Conservation teams from Cousin Island Special Reserve and the privately-owned nature reserve and 4 luxury villa retreat Cousine, its near neighbour, met on Monday 11 April on Cousine island. The meeting resulted in a historic Memorandum of Understanding (MOU) being signed by the two island Managers, Joel Souyave of Cousin, and Jock Henwood of Cousine. The MOU sets out the areas of conservation work on which the islands will now work in partnership, for the benefit of Seychelles wildlife conservation and eco-tourism.
Researchers from Newcastle University in the UK are surveying the reefs around Cousin island, in a joint project with Nature Seychelles. The Newcastle team first carried out a study on Cousin in 1994, and again just after the coral bleaching event of 1998. The bleaching was caused by rising sea temperatures and resulted in widespread coral reef disintegration in Seychelles and elsewhere.
Cousin Island Special Reserve is recognised as a leading example of genuine eco-tourism and small island conservation management that demonstrably works. We aim to share this expertise globally, and also to draw upon the knowledge and experience of others to help our local staff. To do this we have created a scheme we’ve called the Experience Exchange Programme.

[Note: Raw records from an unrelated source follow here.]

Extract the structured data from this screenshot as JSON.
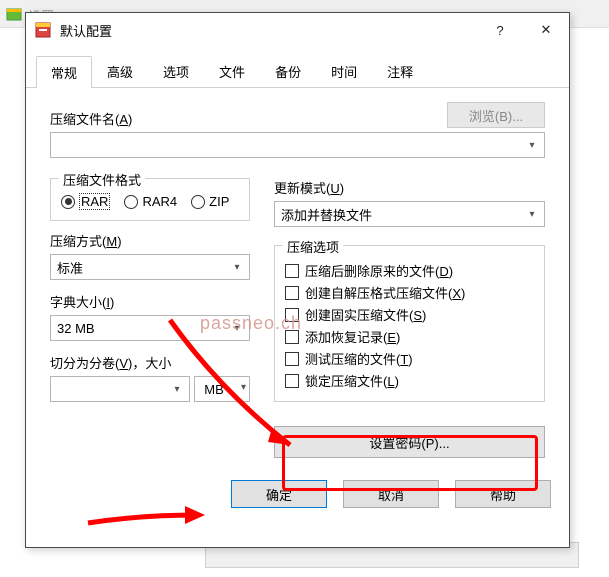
{
  "bg_window": {
    "title": "设置"
  },
  "dialog": {
    "title": "默认配置",
    "help_glyph": "?",
    "close_glyph": "✕"
  },
  "tabs": [
    "常规",
    "高级",
    "选项",
    "文件",
    "备份",
    "时间",
    "注释"
  ],
  "archive": {
    "label": "压缩文件名(",
    "label_u": "A",
    "label_end": ")",
    "browse": "浏览(B)...",
    "value": ""
  },
  "update": {
    "label": "更新模式(",
    "label_u": "U",
    "label_end": ")",
    "value": "添加并替换文件"
  },
  "format": {
    "legend": "压缩文件格式",
    "options": [
      "RAR",
      "RAR4",
      "ZIP"
    ],
    "selected": "RAR"
  },
  "method": {
    "label": "压缩方式(",
    "label_u": "M",
    "label_end": ")",
    "value": "标准"
  },
  "dict": {
    "label": "字典大小(",
    "label_u": "I",
    "label_end": ")",
    "value": "32 MB"
  },
  "split": {
    "label": "切分为分卷(",
    "label_u": "V",
    "label_end": ")，大小",
    "value": "",
    "unit": "MB"
  },
  "options": {
    "legend": "压缩选项",
    "items": [
      {
        "text": "压缩后删除原来的文件(",
        "u": "D",
        "end": ")"
      },
      {
        "text": "创建自解压格式压缩文件(",
        "u": "X",
        "end": ")"
      },
      {
        "text": "创建固实压缩文件(",
        "u": "S",
        "end": ")"
      },
      {
        "text": "添加恢复记录(",
        "u": "E",
        "end": ")"
      },
      {
        "text": "测试压缩的文件(",
        "u": "T",
        "end": ")"
      },
      {
        "text": "锁定压缩文件(",
        "u": "L",
        "end": ")"
      }
    ]
  },
  "password_btn": "设置密码(P)...",
  "footer": {
    "ok": "确定",
    "cancel": "取消",
    "help": "帮助"
  },
  "watermark": "passneo.ch"
}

Nature Seychelles has received funding from a foundation in the United States that has enabled the purchase and installation of modern and purpose-built demarcation buoys around the Marine Protected Area (MPA) of Cousin Island Special Reserve.